“We are hoping for sometime this summer, perhaps in June,” he said.

In the meantime, Sedensky said he was taking steps to keep much of the details surrounding the investigation under wraps to prevent publicity from disrupting efforts of police. He said he had already filed extensions in court to keep documents sealed longer than they would be otherwise.

Sedensky said he was mindful of the group’s work and would do what he could to provide them with information. However, he declined to talk about any information law enforcement has been able to learn regarding the mental state of the killer.

The group will be under pressure to make recommendations sooner than June. This year’s legislative session ends in June and their recommendations likely will require new laws to enforce.

As he was reading his charge to the commission, Malloy said he would do what he could to shield the group from pressure.

“I’m not going to put you under any pressure. In fact, I’ll protect you from that pressure, should that be required. On the other hand, I think you all need to be mindful that the legislature is in session and some of the things you will undoubtedly recommend will require legislation,” he said.

Following the meeting, the commission’s chairman, Hamden Mayor Scott Jackson, said the timeline of the police investigation provides both challenges and opportunities.

“It allows us to not get so bogged down in the specific details of what happened in that school, on that day,” he said.

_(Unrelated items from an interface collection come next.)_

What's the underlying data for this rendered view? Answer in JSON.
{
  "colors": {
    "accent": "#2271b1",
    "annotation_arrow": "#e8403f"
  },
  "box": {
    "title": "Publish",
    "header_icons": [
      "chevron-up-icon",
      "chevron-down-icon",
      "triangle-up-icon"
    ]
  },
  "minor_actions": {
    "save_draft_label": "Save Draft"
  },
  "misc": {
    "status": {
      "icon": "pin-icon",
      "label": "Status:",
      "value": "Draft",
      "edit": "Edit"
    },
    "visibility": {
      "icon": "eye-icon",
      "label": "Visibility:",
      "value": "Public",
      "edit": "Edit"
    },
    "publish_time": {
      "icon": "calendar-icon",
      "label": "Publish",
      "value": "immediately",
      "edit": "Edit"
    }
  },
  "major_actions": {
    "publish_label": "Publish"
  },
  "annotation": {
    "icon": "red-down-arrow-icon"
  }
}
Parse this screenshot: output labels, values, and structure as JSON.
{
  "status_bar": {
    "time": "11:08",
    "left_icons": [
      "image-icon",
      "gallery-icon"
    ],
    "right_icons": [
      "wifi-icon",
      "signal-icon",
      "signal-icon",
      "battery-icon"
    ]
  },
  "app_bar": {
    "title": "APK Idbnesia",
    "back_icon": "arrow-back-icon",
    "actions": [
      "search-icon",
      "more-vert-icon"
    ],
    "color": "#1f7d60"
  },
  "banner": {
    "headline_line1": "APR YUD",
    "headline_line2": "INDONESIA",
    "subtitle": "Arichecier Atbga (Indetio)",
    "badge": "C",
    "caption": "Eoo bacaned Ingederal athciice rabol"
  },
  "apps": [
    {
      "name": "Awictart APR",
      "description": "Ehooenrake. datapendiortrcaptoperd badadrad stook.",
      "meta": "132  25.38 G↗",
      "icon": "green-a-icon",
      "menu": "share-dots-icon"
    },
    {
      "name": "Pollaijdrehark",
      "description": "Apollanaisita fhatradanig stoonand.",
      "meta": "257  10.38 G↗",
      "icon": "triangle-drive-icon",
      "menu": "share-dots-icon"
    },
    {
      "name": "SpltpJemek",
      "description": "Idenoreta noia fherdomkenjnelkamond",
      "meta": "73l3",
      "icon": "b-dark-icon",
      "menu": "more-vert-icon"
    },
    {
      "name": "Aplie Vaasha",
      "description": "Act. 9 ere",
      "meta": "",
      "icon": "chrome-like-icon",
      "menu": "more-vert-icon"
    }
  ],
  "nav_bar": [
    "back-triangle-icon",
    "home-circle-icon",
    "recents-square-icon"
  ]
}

Jackson said that without specific details to focus upon, the group is free to take an “all-hazards” approach to issues like school security. And not having information regarding the killer’s frame of mind won’t necessarily prevent the commission from making recommendations regarding mental health.

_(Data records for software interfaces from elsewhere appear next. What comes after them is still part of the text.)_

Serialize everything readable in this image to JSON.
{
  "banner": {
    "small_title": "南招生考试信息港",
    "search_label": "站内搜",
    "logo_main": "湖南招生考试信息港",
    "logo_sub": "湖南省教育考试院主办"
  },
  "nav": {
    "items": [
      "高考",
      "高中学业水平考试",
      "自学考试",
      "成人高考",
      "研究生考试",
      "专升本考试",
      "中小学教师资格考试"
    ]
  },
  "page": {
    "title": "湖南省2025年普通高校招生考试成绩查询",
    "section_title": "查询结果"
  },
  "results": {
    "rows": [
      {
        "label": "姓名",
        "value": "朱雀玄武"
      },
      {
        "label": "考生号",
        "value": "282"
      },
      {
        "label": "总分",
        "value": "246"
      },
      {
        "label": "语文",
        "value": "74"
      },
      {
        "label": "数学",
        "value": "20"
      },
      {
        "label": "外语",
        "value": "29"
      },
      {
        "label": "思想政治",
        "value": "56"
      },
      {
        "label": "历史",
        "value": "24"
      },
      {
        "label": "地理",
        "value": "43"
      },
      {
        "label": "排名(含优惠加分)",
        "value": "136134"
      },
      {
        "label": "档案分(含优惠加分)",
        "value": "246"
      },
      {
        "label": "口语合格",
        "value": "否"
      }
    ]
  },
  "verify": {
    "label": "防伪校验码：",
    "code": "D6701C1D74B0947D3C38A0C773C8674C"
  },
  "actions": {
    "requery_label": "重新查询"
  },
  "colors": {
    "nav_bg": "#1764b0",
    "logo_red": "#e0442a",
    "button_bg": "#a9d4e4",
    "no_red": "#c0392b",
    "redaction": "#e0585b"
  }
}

“That was a singular event with a singular individual. I would hope that our recommendations would be a little bit broader than that,” he said.

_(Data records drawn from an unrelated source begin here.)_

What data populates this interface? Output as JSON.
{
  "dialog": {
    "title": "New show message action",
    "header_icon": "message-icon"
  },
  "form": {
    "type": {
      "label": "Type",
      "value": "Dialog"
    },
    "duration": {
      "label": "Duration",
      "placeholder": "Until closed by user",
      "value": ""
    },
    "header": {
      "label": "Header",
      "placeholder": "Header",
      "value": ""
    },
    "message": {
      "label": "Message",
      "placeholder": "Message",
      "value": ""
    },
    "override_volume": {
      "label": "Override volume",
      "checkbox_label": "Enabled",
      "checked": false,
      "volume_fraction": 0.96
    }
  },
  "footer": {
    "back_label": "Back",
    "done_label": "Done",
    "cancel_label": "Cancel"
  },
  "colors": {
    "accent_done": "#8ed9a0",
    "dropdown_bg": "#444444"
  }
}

Mental health was one of the areas upon which the governor asked the group to focus. He called for destigmatizing it to make the perception of a mental illness similar to other illnesses.

“We live in a society that has destigmatized violence at the same time that it has refused to destigmatize mental treatment,” he said.

But mental health also is one of the areas where Bonnie suggested the group may overreach by acting too quickly. The Virginia Commission on Mental Health Law Reform, on which Bonnie served as chair, already had been working on the issue before the Virginia Tech shooting and continued to for two years afterward. But he said the momentum for action in the wake of tragedies always raises concerns. 

“It can spawn what I might characterize as disproportionate responses that, for example, erode the privacy or liberty of people with mental illness without adequate justification,” he said.

For his part, Ritter urged the commission to look at where the issues of gun control and mental illness intersect. He said the commission he served on made a decision not to address gun regulations in Colorado but suggested the Sandy Hook group should.

Ritter told the members of the commission that their work may someday save lives. He said one of the results of the Columbine commission was a change in police policy that now has officers engage active shooters rather than to wait for SWAT teams. He said the change has saved people in mass shootings since Columbine.

“In a tragic sense, it’s gratifying to know that . . . as you sit here and begin looking at this you can understand that your work can make an impact. It can make a difference. And there may be a moment in time in the future where you can look to incidents and know that your work as commissioner really impacted in a positive way another outcome,” he said.